Young Lewis found relief at the local Jewish community center, where he was the star of the youth basketball team. At sports camp in 1963, 12-year-old Richard met a tall, sly, gangly kid who would become his arch-rival: future "Seinfeld" co-creator Larry David. "Larry had hair then," Lewis marvels. The two became fast friends a decade later, after they recognized each other as struggling young comics at New York’s famed Improv club. Lewis says he became a comedian to fill the void left by his father’s death in 1971. The more he talked about his neurotic family onstage, the more popular he became. When a drunk heckler yelled, "He’s a Jew!" during an early gig, Lewis embarrassed the man so badly that the heckler apologized profusely from his seat.
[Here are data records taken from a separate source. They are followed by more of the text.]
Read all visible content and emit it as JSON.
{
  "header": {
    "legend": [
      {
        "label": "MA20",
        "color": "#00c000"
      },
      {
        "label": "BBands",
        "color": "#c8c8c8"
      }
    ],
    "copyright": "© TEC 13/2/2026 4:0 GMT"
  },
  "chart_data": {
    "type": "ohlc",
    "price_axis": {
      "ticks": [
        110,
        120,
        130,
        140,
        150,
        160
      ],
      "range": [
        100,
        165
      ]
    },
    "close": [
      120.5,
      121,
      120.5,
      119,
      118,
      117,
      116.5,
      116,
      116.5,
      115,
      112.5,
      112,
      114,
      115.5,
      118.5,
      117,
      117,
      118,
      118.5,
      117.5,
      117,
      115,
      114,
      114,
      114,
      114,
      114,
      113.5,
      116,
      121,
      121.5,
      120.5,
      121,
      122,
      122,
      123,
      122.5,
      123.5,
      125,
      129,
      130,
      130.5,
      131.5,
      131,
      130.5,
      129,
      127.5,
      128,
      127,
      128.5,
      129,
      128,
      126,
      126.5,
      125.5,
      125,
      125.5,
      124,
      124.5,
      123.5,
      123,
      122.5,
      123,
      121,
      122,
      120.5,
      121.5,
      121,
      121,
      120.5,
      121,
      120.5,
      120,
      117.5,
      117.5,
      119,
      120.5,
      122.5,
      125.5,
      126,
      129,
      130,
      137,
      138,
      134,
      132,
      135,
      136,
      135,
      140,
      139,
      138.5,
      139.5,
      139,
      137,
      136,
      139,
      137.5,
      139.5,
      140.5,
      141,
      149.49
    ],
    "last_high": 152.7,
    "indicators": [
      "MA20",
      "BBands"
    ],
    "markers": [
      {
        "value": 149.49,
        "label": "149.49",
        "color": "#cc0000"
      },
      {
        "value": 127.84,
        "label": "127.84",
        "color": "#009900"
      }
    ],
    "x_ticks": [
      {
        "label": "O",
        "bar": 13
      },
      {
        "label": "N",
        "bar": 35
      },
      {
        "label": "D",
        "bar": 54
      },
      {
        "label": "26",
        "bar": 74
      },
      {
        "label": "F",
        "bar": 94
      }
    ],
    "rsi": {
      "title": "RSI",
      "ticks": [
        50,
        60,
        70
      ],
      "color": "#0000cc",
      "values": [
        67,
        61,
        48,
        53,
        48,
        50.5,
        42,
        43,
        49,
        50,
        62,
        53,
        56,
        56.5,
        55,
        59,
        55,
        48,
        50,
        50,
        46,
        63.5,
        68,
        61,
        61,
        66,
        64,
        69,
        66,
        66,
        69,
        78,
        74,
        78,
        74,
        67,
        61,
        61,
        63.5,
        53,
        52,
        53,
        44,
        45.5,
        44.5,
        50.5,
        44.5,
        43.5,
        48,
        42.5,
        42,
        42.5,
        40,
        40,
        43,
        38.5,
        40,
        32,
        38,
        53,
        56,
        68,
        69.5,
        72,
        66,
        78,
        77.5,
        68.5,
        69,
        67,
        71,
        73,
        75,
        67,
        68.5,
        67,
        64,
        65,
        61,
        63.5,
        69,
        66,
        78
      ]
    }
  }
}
While playing dives during his broke, early years, Lewis took solace in knowing that a memento of his father’s — a tiepin in the shape of a cat — was "in a little box in a drawer in [my] s—– little apartment in New Jersey … meowing quietly to itself.’" Also helpful were the group-therapy sessions he continued even after moving to Los Angeles in 1976.
Every week, an audiocassette of the group’s latest session arrived in the mailbox of his hole-in-the-wall Hollywood apartment, whereupon Lewis would race up the rickety stairwell, pour himself a glass of cheap white wine and listen to his old pals complain about their lives. Then came the day he heard the therapist say to a distraught group member, "Could you please sob closer into the mic
"That was the end of my group therapy career," recalls Lewis, who went on to spend more than a quarter-million dollars on private psychotherapy.
Yet his feelings of self-loathing did not dissipate, even after he had completed several well-received TV comedy specials and landed a coveted role on the TV sitcom "Anything But Love" in 1988. In fact, Lewis was so convinced he had failed his audition that he was shocked when actress Jamie Lee Curtis jumped up after his reading and yelled, "That’s my Marty!"
The show featured an interfaith romance between Lewis’ character, Marty Gold, and Curtis’ Hannah Miller.
By the 1990s, Lewis was so addicted to alcohol that he quit therapy rather than turn in the weekly journal suggested by his doctor (a sample entry: "Monday morning, 7:45 a.m., five glasses of Moët & Chandon with a little orange juice"). He quit stand-up comedy, too, and in 1994 was wheeled through the doors of a hospital emergency room, hallucinating as the result of a cocaine overdose. A compassionate doctor brushed back the hair from his sweating brow and said, "You’re so funny, Mr. Lewis. Why are you doing this to yourself? What are you going to do about it?" The comic says he replied with a one-word vow: "Live."
These days, Lewis is sober and back onstage; the famed commitmentphobe even has a longtime Jewish girlfriend, a dark-haired babe he playfully calls Gina Lolamatzobrie. She has urged him to attend her Torah classes and bought him a mezuzah that now hangs on his bedroom door.
The comedian still gets to dwell on his neuroses, however, especially on "Curb Your Enthusiasm." In a hysterical recent episode, he and David came to blows over a bracelet coveted by both characters’ significant others. "All that rivalry from basketball camp came back to us, and we were really fighting," Lewis says of the ad-libbed scene. "I broke Larry’s glasses, and I hurt his arm, but it was so funny he didn’t mind he couldn’t move his shoulder.’"